Exercise directions:
Find every line in the records below that holds the word "увеличение", and copy it out.

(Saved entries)
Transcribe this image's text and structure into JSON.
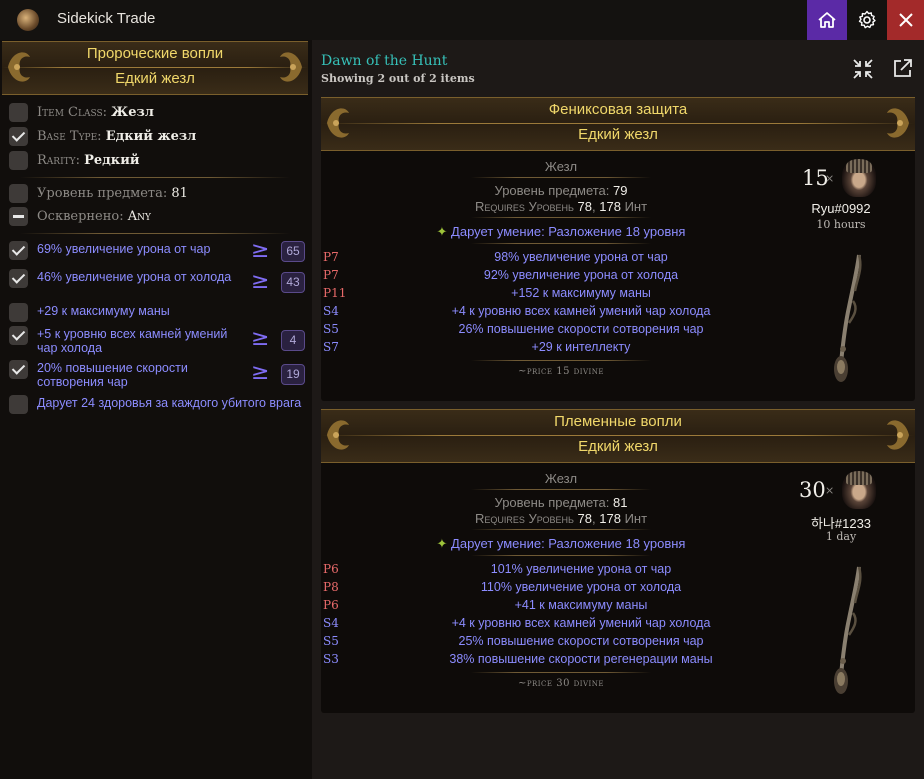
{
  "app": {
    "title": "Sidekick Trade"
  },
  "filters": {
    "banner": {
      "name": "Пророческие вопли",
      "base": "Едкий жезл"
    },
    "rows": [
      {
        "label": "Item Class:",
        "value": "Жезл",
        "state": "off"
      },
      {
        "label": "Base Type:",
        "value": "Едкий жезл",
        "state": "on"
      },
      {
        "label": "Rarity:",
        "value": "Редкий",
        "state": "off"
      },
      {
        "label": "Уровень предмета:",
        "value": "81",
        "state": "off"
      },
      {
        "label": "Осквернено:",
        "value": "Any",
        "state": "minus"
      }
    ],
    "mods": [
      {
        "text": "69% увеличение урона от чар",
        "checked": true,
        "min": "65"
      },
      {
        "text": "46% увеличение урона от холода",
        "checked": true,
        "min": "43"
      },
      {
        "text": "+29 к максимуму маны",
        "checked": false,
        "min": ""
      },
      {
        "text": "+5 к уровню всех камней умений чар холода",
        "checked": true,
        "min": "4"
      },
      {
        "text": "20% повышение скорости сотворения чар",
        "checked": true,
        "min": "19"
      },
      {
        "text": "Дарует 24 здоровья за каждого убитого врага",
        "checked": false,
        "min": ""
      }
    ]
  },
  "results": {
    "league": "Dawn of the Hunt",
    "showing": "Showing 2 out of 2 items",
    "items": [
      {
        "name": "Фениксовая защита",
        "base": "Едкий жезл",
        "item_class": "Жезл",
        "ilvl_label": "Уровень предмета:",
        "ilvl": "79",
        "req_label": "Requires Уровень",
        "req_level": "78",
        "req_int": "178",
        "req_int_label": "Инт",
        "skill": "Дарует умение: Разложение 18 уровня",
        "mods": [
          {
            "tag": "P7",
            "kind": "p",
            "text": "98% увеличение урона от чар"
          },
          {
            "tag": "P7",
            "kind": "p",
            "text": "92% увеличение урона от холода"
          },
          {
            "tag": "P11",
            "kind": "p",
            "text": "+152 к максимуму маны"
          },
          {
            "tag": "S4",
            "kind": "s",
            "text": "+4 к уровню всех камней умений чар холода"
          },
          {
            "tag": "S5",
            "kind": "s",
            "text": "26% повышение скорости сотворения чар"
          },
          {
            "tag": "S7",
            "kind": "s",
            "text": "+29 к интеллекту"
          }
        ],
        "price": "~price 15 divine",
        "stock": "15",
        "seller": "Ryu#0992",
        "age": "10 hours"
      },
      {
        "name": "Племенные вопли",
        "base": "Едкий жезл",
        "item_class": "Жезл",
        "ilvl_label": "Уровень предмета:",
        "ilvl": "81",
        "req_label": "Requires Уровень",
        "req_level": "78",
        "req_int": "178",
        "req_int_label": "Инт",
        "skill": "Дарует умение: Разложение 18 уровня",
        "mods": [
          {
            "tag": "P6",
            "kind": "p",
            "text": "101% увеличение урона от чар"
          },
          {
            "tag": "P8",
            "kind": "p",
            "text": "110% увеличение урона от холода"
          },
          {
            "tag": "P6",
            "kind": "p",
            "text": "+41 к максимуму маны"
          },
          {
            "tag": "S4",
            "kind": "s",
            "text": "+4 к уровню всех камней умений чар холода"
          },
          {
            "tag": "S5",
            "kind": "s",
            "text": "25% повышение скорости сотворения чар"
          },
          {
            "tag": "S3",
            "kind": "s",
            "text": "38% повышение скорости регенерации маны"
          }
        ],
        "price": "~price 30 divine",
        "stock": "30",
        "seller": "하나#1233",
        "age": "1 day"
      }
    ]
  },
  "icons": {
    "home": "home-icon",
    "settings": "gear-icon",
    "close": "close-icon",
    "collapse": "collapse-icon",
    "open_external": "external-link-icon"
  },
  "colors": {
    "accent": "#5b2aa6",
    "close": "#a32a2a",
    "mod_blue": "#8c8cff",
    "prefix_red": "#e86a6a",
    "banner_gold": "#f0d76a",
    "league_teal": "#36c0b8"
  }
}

Response box:
        "text": "69% увеличение урона от чар",
        "text": "46% увеличение урона от холода",
            "text": "98% увеличение урона от чар"
            "text": "92% увеличение урона от холода"
            "text": "101% увеличение урона от чар"
            "text": "110% увеличение урона от холода"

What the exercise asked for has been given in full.